Required work: Word for word, write out all of the entries that follow.

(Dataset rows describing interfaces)
-----

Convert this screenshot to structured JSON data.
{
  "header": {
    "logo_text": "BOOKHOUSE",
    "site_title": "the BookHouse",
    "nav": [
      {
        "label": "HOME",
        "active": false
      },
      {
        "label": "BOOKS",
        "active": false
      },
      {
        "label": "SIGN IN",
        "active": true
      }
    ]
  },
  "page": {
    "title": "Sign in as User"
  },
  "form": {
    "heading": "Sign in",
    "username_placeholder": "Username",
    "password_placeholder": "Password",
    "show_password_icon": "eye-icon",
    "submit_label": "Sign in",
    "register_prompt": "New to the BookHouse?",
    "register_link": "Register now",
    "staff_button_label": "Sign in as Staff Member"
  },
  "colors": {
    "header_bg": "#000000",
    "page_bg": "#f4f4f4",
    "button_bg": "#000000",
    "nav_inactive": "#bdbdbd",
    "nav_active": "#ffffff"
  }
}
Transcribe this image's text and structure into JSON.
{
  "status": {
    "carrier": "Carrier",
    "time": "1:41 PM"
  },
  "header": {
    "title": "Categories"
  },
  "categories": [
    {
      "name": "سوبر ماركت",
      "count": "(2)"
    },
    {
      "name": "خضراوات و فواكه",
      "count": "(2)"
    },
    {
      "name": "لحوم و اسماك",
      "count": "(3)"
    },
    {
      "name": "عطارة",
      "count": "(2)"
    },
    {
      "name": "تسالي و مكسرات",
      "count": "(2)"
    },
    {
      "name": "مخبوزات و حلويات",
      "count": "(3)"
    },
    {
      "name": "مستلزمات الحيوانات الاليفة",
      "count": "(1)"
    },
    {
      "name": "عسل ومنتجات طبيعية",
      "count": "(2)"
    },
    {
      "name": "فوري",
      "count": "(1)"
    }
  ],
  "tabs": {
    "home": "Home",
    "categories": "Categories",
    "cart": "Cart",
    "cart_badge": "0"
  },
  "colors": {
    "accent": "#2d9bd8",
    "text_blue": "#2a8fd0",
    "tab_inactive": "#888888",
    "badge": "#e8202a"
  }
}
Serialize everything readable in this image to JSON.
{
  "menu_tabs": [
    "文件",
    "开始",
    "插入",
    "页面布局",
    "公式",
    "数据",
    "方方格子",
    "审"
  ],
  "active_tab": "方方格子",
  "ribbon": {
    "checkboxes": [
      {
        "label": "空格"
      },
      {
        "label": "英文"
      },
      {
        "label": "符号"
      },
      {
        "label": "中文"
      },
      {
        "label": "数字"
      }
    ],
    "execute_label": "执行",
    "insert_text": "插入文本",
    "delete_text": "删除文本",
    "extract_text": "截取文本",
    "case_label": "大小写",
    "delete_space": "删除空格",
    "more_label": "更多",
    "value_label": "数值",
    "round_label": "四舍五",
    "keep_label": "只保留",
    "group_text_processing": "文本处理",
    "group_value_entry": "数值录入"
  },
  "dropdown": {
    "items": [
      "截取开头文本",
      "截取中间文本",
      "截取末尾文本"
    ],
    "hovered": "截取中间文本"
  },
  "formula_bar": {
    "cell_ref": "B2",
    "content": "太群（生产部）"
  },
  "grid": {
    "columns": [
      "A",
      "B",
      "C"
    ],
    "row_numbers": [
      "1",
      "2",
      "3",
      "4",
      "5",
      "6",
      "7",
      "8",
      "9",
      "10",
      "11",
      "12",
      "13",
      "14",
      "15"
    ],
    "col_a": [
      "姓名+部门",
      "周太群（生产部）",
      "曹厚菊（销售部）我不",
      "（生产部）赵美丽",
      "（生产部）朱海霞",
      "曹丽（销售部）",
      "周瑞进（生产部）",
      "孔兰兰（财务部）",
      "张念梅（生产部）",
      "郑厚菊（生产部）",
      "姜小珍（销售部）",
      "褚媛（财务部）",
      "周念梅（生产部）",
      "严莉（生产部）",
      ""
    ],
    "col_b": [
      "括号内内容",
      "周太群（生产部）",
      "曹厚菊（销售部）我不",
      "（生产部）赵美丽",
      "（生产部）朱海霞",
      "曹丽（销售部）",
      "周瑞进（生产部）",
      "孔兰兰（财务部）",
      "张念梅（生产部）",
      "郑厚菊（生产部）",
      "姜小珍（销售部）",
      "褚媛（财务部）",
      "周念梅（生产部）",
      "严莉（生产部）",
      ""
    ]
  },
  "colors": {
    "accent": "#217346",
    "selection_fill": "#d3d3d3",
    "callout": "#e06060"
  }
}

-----

Your response:
Convert this screenshot to structured JSON data.
{
  "header": {
    "logo_text": "BOOKHOUSE",
    "site_title": "the BookHouse",
    "nav": [
      {
        "label": "HOME",
        "active": false
      },
      {
        "label": "BOOKS",
        "active": false
      },
      {
        "label": "SIGN IN",
        "active": true
      }
    ]
  },
  "page": {
    "title": "Sign in as User"
  },
  "form": {
    "heading": "Sign in",
    "username_placeholder": "Username",
    "password_placeholder": "Password",
    "show_password_icon": "eye-icon",
    "submit_label": "Sign in",
    "register_prompt": "New to the BookHouse?",
    "register_link": "Register now",
    "staff_button_label": "Sign in as Staff Member"
  },
  "colors": {
    "header_bg": "#000000",
    "page_bg": "#f4f4f4",
    "button_bg": "#000000",
    "nav_inactive": "#bdbdbd",
    "nav_active": "#ffffff"
  }
}
Transcribe this image's text and structure into JSON.
{
  "status": {
    "carrier": "Carrier",
    "time": "1:41 PM"
  },
  "header": {
    "title": "Categories"
  },
  "categories": [
    {
      "name": "سوبر ماركت",
      "count": "(2)"
    },
    {
      "name": "خضراوات و فواكه",
      "count": "(2)"
    },
    {
      "name": "لحوم و اسماك",
      "count": "(3)"
    },
    {
      "name": "عطارة",
      "count": "(2)"
    },
    {
      "name": "تسالي و مكسرات",
      "count": "(2)"
    },
    {
      "name": "مخبوزات و حلويات",
      "count": "(3)"
    },
    {
      "name": "مستلزمات الحيوانات الاليفة",
      "count": "(1)"
    },
    {
      "name": "عسل ومنتجات طبيعية",
      "count": "(2)"
    },
    {
      "name": "فوري",
      "count": "(1)"
    }
  ],
  "tabs": {
    "home": "Home",
    "categories": "Categories",
    "cart": "Cart",
    "cart_badge": "0"
  },
  "colors": {
    "accent": "#2d9bd8",
    "text_blue": "#2a8fd0",
    "tab_inactive": "#888888",
    "badge": "#e8202a"
  }
}
Serialize everything readable in this image to JSON.
{
  "menu_tabs": [
    "文件",
    "开始",
    "插入",
    "页面布局",
    "公式",
    "数据",
    "方方格子",
    "审"
  ],
  "active_tab": "方方格子",
  "ribbon": {
    "checkboxes": [
      {
        "label": "空格"
      },
      {
        "label": "英文"
      },
      {
        "label": "符号"
      },
      {
        "label": "中文"
      },
      {
        "label": "数字"
      }
    ],
    "execute_label": "执行",
    "insert_text": "插入文本",
    "delete_text": "删除文本",
    "extract_text": "截取文本",
    "case_label": "大小写",
    "delete_space": "删除空格",
    "more_label": "更多",
    "value_label": "数值",
    "round_label": "四舍五",
    "keep_label": "只保留",
    "group_text_processing": "文本处理",
    "group_value_entry": "数值录入"
  },
  "dropdown": {
    "items": [
      "截取开头文本",
      "截取中间文本",
      "截取末尾文本"
    ],
    "hovered": "截取中间文本"
  },
  "formula_bar": {
    "cell_ref": "B2",
    "content": "太群（生产部）"
  },
  "grid": {
    "columns": [
      "A",
      "B",
      "C"
    ],
    "row_numbers": [
      "1",
      "2",
      "3",
      "4",
      "5",
      "6",
      "7",
      "8",
      "9",
      "10",
      "11",
      "12",
      "13",
      "14",
      "15"
    ],
    "col_a": [
      "姓名+部门",
      "周太群（生产部）",
      "曹厚菊（销售部）我不",
      "（生产部）赵美丽",
      "（生产部）朱海霞",
      "曹丽（销售部）",
      "周瑞进（生产部）",
      "孔兰兰（财务部）",
      "张念梅（生产部）",
      "郑厚菊（生产部）",
      "姜小珍（销售部）",
      "褚媛（财务部）",
      "周念梅（生产部）",
      "严莉（生产部）",
      ""
    ],
    "col_b": [
      "括号内内容",
      "周太群（生产部）",
      "曹厚菊（销售部）我不",
      "（生产部）赵美丽",
      "（生产部）朱海霞",
      "曹丽（销售部）",
      "周瑞进（生产部）",
      "孔兰兰（财务部）",
      "张念梅（生产部）",
      "郑厚菊（生产部）",
      "姜小珍（销售部）",
      "褚媛（财务部）",
      "周念梅（生产部）",
      "严莉（生产部）",
      ""
    ]
  },
  "colors": {
    "accent": "#217346",
    "selection_fill": "#d3d3d3",
    "callout": "#e06060"
  }
}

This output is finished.